The Man Who Fell to Earth, by Walter Tevis – 1963, 1986 [Unknown Artist]; 1990 [Tim O’Brien]

He was sick; sick from the long,
dangerous trip he had taken,
sick from all the medicine – the pills,
the inoculations, the inhaled gases – sick from worry,
the anticipation of crisis,
and terribly sick from the awful burden of his own weight. 
He had known for years that when the time came,
when he would finally land and begin to effect that complex,
long-prepared plan, he would feel something like this. 
This place, however much he had studied it,
however much he had rehearsed his part in it,
was so incredibly alien – the feeling,
now that he could feel – the feeling was overpowering. 
He lay down in the grass and became very sick.

He was not a man; yet he was very much like a man. 
He was six and a half feet tall,
and some men are even taller that that;
his hair was as white as that of an albino,
yet his face was a light tan color;
and his eyes a pale blue. 
His frame was improbably slight,
his features delicate, his fingers long,
and the skin almost translucent, hairless. 
There was an elfin quality to his face,
a fine boyish look to the wide, intelligent eyes,
and the white,
curly hair now grew a little over his ears. 
He seemed quite young.

Yet he did have eyelashes,
opposed thumbs,
binocular vision,
and a thousand of the physiological features of a normal human. 
He was incapable of warts;
but stomach ulcers, measles and dental caries could affect him. 
He was human; but not, properly, a man. 
Also, man like, he was susceptible to love,
to fear,
to intense physical pain and to self-pity.

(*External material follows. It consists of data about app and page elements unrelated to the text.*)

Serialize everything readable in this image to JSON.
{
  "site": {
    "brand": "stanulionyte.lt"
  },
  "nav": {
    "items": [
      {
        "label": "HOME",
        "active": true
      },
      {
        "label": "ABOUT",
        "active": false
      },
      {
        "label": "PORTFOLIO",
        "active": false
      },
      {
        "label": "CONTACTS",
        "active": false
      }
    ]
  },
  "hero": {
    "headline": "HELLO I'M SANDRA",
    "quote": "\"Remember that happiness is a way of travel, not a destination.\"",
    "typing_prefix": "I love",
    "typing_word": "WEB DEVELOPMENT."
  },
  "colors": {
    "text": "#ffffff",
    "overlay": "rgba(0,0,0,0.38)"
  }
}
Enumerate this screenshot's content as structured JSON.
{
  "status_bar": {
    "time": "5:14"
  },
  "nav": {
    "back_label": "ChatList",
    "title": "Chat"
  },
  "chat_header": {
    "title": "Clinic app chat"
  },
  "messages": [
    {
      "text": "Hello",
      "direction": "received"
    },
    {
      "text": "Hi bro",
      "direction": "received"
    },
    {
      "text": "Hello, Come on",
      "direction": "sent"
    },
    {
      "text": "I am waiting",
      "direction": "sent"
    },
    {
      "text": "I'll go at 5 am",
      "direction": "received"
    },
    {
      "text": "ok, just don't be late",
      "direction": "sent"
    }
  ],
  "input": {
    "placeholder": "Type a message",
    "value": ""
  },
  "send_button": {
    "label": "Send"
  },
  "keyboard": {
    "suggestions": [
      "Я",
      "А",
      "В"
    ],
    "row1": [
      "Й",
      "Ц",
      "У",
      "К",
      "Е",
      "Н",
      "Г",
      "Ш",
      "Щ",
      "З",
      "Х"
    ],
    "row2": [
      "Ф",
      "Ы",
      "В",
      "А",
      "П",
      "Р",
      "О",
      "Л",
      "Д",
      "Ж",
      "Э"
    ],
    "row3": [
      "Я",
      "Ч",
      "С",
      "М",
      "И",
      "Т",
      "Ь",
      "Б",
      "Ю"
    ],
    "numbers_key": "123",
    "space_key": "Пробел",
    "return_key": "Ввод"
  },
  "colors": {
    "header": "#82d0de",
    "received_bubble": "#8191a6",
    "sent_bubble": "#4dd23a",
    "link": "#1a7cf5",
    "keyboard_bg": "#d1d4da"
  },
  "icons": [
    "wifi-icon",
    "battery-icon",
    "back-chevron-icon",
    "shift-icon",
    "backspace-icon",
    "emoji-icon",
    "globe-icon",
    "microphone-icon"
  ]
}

(1990 Book-of-the-Month Club hardcover edition, art by Tim O’Brien)